# Formal and alternate form of the derivative

## Video transcript

So let's think
about how we could find the slope of
the tangent line to this curve right
over here, so what I have drawn in red, at
the point x equals a. And we've already seen
this with the definition of the derivative. We could try to find a
general function that gives us the slope of the tangent
line at any point. So let's say we have
some arbitrary point. Let me define some arbitrary
point x right over here. Then this would be the
point x comma f of x. And then we could
take some x plus h. So let's say that this
right over here is the point x plus h. And so this point would be
x plus h, f of x plus h. We can find the slope
of the secant line that goes between these two points. So that would be your
change in your vertical, which would be f
of x plus h minus f of x, over the change
in the horizontal, which would be x plus h minus x. And these two x's cancel. So this would be the
slope of this secant line. And then if we want to find the
slope of the tangent line at x, we would just take the
limit of this expression as h approaches 0. As h approaches 0, this
point moves towards x. And that slope of the secant
line between these two is going to approximate the
slope of the tangent line at x. And so this right over
here, this we would say is equal to f prime of x. This is still a function of x. You give me an arbitrary x
where the derivative is defined. I'm going to plug it into this,
whatever this ends up being. It might be some nice,
clean algebraic expression. Then I'm going to
give you a number. So for example, if
you wanted to find-- you could calculate
this somehow. Or you could even
leave it in this form. And then if you
wanted f prime of a, you would just substitute a
into your function definition. And you would say,
well, that's going to be the limit as h approaches
0 of-- every place you see an x, replace it with
an a. f of-- I'll stay in this color for now--
blank plus h minus f of blank, all of that over h. And I left those blanks so
I could write the a in red. Notice, every place where I
had an x before, it's now an a. So this is the derivative
evaluated at a. So this is one way to find
the slope of the tangent line when x equals a. Another way-- and
this is often used as the alternate form
of the derivative-- would be to do it directly. So this is the point
a comma f of a. Let's just take another
arbitrary point someplace. So let's say this
is the value x. This point right over here on
the function would be x comma f of x. And so what's the slope of the
secant line between these two points? Well, it would be change

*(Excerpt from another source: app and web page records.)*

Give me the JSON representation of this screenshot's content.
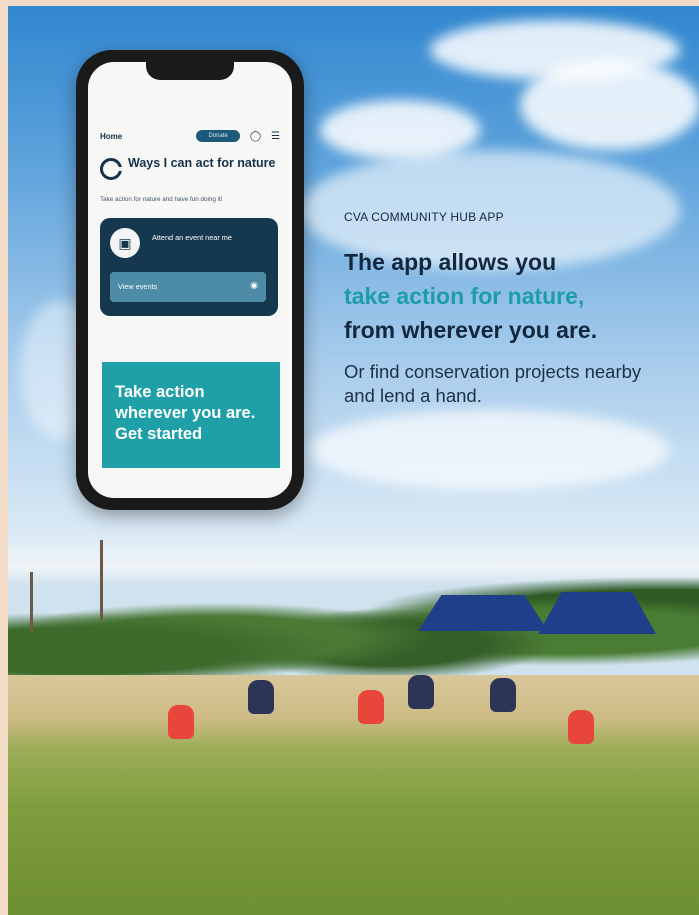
{
  "phone": {
    "nav": {
      "home": "Home",
      "donate": "Donate"
    },
    "title": "Ways I can act for nature",
    "subtitle": "Take action for nature and have fun doing it!",
    "card": {
      "text": "Attend an event near me",
      "button": "View events"
    },
    "promo": {
      "text": "Take action wherever you are. Get started"
    }
  },
  "ad": {
    "eyebrow": "CVA COMMUNITY HUB APP",
    "headline": {
      "line1": "The app allows you",
      "line2": "take action for nature,",
      "line3": "from wherever you are."
    },
    "body": "Or find conservation projects nearby and lend a hand."
  },
  "colors": {
    "navy": "#13283f",
    "teal": "#1d9ea6",
    "card": "#16384f"
  },
  "icons": [
    "cva-logo-icon",
    "user-icon",
    "menu-icon",
    "map-icon",
    "arrow-circle-icon"
  ]
}
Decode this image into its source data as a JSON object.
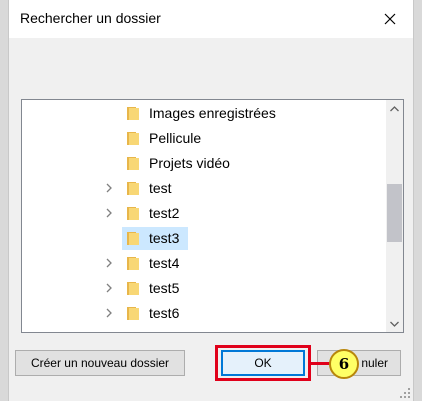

in the vertical, which would be f of x minus f of a,
over change in the horizontal, over x minus a. Actually, let me do that
in that purple color. Over x minus a. Now, how could we get a better
and better approximation for the slope of the
tangent line here? Well, we could take the
limit as x approaches a. As x gets closer and
closer and closer to a, the secant line slope is
going to better and better and better approximate the
slope of the tangent line, this tangent line that
I have in red here. So we would want to take the
limit as x approaches a here. Either way, we're doing
the exact same thing. We have an expression for
the slope of a secant line. And then we're bringing those
x values of those points closer and closer together. So the slopes of those secant
lines better and better and better approximate that
slope of the tangent line. And at the limit, it does become
the slope of the tangent line. That is the definition
of the derivative. So this is the more standard
definition of a derivative. It would give you your
derivative as a function of x. And then you can then input
your particular value of x. Or you could use the alternate
form of the derivative. If you know that,
hey, look, I'm just looking to find the
derivative exactly at a. I don't need a
general function of f. Then you could do this. But they're doing
the same thing.